- _WORK ORDER_
Without any of their pictures, return all of the records exactly.

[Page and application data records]
· · · ·

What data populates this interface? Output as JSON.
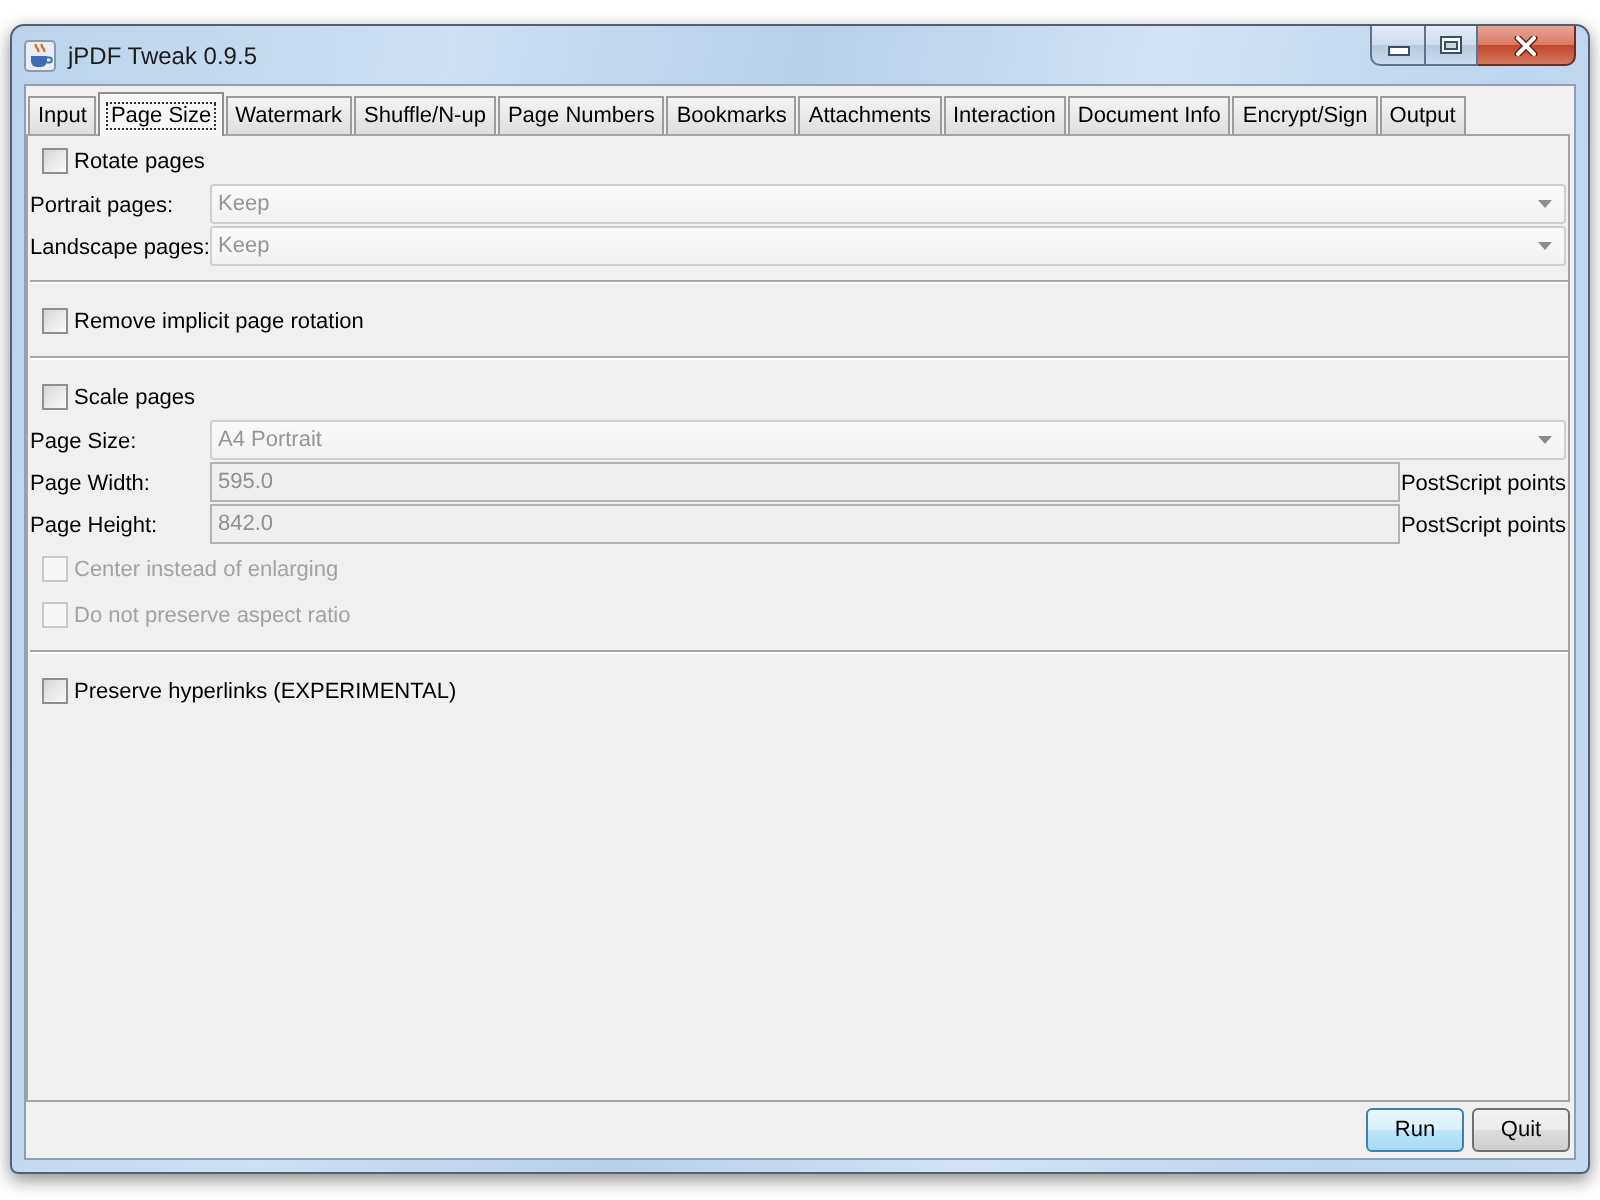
{
  "window": {
    "title": "jPDF Tweak 0.9.5"
  },
  "tabs": [
    {
      "label": "Input",
      "selected": false
    },
    {
      "label": "Page Size",
      "selected": true
    },
    {
      "label": "Watermark",
      "selected": false
    },
    {
      "label": "Shuffle/N-up",
      "selected": false
    },
    {
      "label": "Page Numbers",
      "selected": false
    },
    {
      "label": "Bookmarks",
      "selected": false
    },
    {
      "label": "Attachments",
      "selected": false
    },
    {
      "label": "Interaction",
      "selected": false
    },
    {
      "label": "Document Info",
      "selected": false
    },
    {
      "label": "Encrypt/Sign",
      "selected": false
    },
    {
      "label": "Output",
      "selected": false
    }
  ],
  "sections": [
    {
      "items": [
        {
          "kind": "checkbox",
          "label": "Rotate pages",
          "checked": false,
          "disabled": false
        },
        {
          "kind": "dropdown",
          "label": "Portrait pages:",
          "value": "Keep",
          "disabled": true
        },
        {
          "kind": "dropdown",
          "label": "Landscape pages:",
          "value": "Keep",
          "disabled": true
        }
      ]
    },
    {
      "items": [
        {
          "kind": "checkbox",
          "label": "Remove implicit page rotation",
          "checked": false,
          "disabled": false
        }
      ]
    },
    {
      "items": [
        {
          "kind": "checkbox",
          "label": "Scale pages",
          "checked": false,
          "disabled": false
        },
        {
          "kind": "dropdown",
          "label": "Page Size:",
          "value": "A4 Portrait",
          "disabled": true
        },
        {
          "kind": "field",
          "label": "Page Width:",
          "value": "595.0",
          "unit": "PostScript points",
          "disabled": true
        },
        {
          "kind": "field",
          "label": "Page Height:",
          "value": "842.0",
          "unit": "PostScript points",
          "disabled": true
        },
        {
          "kind": "checkbox",
          "label": "Center instead of enlarging",
          "checked": false,
          "disabled": true
        },
        {
          "kind": "checkbox",
          "label": "Do not preserve aspect ratio",
          "checked": false,
          "disabled": true
        }
      ]
    },
    {
      "items": [
        {
          "kind": "checkbox",
          "label": "Preserve hyperlinks (EXPERIMENTAL)",
          "checked": false,
          "disabled": false
        }
      ]
    }
  ],
  "buttons": [
    {
      "label": "Run",
      "focused": true
    },
    {
      "label": "Quit",
      "focused": false
    }
  ]
}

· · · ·

- _ANSWER FOR THIS EXERCISE_
What data populates this interface? Output as JSON.
{
  "window": {
    "title": "jPDF Tweak 0.9.5"
  },
  "tabs": [
    {
      "label": "Input",
      "selected": false
    },
    {
      "label": "Page Size",
      "selected": true
    },
    {
      "label": "Watermark",
      "selected": false
    },
    {
      "label": "Shuffle/N-up",
      "selected": false
    },
    {
      "label": "Page Numbers",
      "selected": false
    },
    {
      "label": "Bookmarks",
      "selected": false
    },
    {
      "label": "Attachments",
      "selected": false
    },
    {
      "label": "Interaction",
      "selected": false
    },
    {
      "label": "Document Info",
      "selected": false
    },
    {
      "label": "Encrypt/Sign",
      "selected": false
    },
    {
      "label": "Output",
      "selected": false
    }
  ],
  "sections": [
    {
      "items": [
        {
          "kind": "checkbox",
          "label": "Rotate pages",
          "checked": false,
          "disabled": false
        },
        {
          "kind": "dropdown",
          "label": "Portrait pages:",
          "value": "Keep",
          "disabled": true
        },
        {
          "kind": "dropdown",
          "label": "Landscape pages:",
          "value": "Keep",
          "disabled": true
        }
      ]
    },
    {
      "items": [
        {
          "kind": "checkbox",
          "label": "Remove implicit page rotation",
          "checked": false,
          "disabled": false
        }
      ]
    },
    {
      "items": [
        {
          "kind": "checkbox",
          "label": "Scale pages",
          "checked": false,
          "disabled": false
        },
        {
          "kind": "dropdown",
          "label": "Page Size:",
          "value": "A4 Portrait",
          "disabled": true
        },
        {
          "kind": "field",
          "label": "Page Width:",
          "value": "595.0",
          "unit": "PostScript points",
          "disabled": true
        },
        {
          "kind": "field",
          "label": "Page Height:",
          "value": "842.0",
          "unit": "PostScript points",
          "disabled": true
        },
        {
          "kind": "checkbox",
          "label": "Center instead of enlarging",
          "checked": false,
          "disabled": true
        },
        {
          "kind": "checkbox",
          "label": "Do not preserve aspect ratio",
          "checked": false,
          "disabled": true
        }
      ]
    },
    {
      "items": [
        {
          "kind": "checkbox",
          "label": "Preserve hyperlinks (EXPERIMENTAL)",
          "checked": false,
          "disabled": false
        }
      ]
    }
  ],
  "buttons": [
    {
      "label": "Run",
      "focused": true
    },
    {
      "label": "Quit",
      "focused": false
    }
  ]
}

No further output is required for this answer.